**Try it**
Lines holding the word "image" are the ones to copy from the data below.

[[ Provided information open ]]

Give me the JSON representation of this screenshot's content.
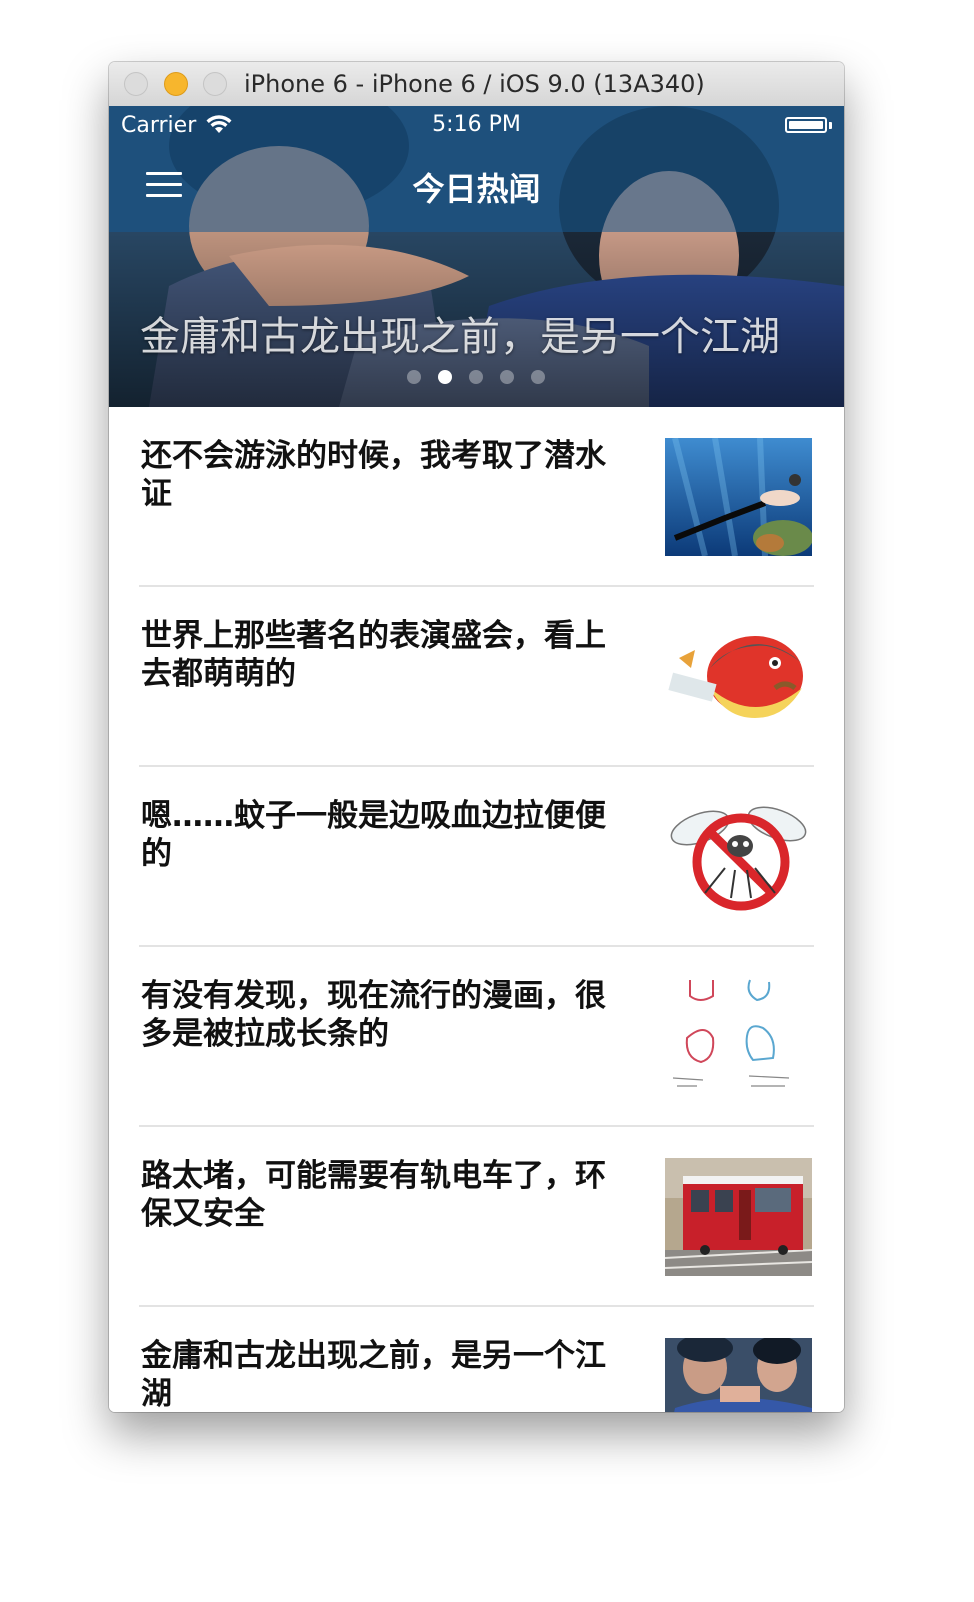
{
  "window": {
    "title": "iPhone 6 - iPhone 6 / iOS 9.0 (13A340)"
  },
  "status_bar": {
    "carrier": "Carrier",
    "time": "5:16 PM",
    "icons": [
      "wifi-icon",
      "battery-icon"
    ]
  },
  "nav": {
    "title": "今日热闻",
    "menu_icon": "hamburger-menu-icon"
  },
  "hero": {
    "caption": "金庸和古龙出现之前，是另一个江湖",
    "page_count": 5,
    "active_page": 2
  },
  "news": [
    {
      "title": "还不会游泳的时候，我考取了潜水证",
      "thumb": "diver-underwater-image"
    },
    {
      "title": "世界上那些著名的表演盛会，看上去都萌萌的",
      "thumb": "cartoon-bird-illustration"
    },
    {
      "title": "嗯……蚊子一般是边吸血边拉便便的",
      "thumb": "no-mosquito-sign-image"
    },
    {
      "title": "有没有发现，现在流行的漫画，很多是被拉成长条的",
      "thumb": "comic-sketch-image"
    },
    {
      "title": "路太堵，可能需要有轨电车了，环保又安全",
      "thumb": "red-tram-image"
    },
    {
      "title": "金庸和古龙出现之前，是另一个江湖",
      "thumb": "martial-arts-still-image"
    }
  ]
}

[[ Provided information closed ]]

**Expected output**
      "thumb": "diver-underwater-image"
      "thumb": "no-mosquito-sign-image"
      "thumb": "comic-sketch-image"
      "thumb": "red-tram-image"
      "thumb": "martial-arts-still-image"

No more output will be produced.